A total of 40 local patients have been diagnosed with the potentially deadly H1N1 strain of the flu virus – once known as swine flu, it has been confirmed by the Department of Health.
The number of cases, which were discovered within the Southern Trust area including Dungannon District, was the second highest of the trust areas in Northern Ireland, with Belfast Trust reporting the greatest incidence of cases at 71.
In February, a man died from the virus at Craigavon Area Hospital. It is understood that he was also suffering from other conditions.
The H1N1 flu strain shot to prominence in 2009 when the World Health Organisation declared a global swine flu pandemic.
The outbreak killed nearly 30 people in Northern Ireland.Most of those who died had other serious illnesses.
H1N1 has since become more common and outbreaks are seen most winters.
H1N1 particularly affects children, pregnant women and adults with long-term conditions like chronic heart disease, liver disease, neurological disease and respiratory disease.
Tips for preventing the spread of flu include maintaining good hygiene, covering your nose and mouth with a tissue when you cough or sneeze, disposing of the tissue as soon as possible and cleaning your hands as soon you can.
Agriculture Minister Michele O’Neill said the disease in animals is being monitored by her department.
A spokesperson for the department said: “Influenza A in animals is a notifiable disease and DARD requires notification as a result of laboratory confirmation. The most recent case of Influenza A in pigs here was in March 2015. There is no current outbreak.

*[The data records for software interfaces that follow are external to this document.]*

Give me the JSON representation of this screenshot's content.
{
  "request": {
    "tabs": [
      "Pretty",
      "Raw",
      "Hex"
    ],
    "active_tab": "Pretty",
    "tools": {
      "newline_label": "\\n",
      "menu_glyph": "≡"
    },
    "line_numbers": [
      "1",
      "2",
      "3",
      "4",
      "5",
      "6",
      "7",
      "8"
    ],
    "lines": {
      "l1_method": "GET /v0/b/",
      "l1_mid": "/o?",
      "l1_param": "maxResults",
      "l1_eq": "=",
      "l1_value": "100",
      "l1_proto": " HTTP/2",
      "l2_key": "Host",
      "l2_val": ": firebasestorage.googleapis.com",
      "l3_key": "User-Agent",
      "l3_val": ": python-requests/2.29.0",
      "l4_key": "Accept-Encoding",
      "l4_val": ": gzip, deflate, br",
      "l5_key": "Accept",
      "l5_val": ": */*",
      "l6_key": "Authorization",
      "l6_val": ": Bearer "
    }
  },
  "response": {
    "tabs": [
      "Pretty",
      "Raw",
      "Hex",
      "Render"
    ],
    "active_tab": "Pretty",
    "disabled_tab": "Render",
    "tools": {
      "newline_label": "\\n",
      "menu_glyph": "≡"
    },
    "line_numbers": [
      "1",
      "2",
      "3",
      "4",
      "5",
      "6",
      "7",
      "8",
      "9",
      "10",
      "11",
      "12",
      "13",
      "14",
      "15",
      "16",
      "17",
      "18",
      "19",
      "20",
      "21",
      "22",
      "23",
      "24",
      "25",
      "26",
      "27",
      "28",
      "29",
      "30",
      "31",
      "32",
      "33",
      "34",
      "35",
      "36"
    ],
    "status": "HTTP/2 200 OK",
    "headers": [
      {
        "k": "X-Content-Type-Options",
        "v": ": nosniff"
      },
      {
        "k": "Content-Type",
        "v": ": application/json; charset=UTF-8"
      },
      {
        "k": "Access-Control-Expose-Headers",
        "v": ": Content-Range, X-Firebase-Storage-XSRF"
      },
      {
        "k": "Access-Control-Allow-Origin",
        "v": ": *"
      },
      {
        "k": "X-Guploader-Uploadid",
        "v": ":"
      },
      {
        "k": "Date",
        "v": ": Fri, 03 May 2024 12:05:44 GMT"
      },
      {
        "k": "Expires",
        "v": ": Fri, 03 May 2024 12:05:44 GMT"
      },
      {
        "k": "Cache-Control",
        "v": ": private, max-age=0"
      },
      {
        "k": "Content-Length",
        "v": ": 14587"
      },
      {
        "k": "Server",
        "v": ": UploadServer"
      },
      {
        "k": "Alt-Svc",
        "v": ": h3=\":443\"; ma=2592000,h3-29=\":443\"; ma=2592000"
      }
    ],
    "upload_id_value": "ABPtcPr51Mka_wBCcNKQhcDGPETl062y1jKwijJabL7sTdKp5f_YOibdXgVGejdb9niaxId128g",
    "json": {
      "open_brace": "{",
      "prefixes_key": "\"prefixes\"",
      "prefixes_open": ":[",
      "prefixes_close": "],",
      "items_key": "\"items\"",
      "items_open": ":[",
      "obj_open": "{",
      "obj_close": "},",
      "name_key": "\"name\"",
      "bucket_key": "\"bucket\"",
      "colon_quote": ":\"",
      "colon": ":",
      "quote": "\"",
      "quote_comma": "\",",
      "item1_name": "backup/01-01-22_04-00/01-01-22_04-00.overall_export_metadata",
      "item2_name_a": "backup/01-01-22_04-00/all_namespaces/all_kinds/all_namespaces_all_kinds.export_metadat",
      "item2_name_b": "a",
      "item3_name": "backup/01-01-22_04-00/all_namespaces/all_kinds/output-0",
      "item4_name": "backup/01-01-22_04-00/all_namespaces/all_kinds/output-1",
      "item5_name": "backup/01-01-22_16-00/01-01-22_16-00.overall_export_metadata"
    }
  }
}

“The finding of swine flu (H1N1) is not unexpected as the virus is circulating within the human population and since 2009 has been one of the strains of flu routinely included in the human seasonal flu vaccine.”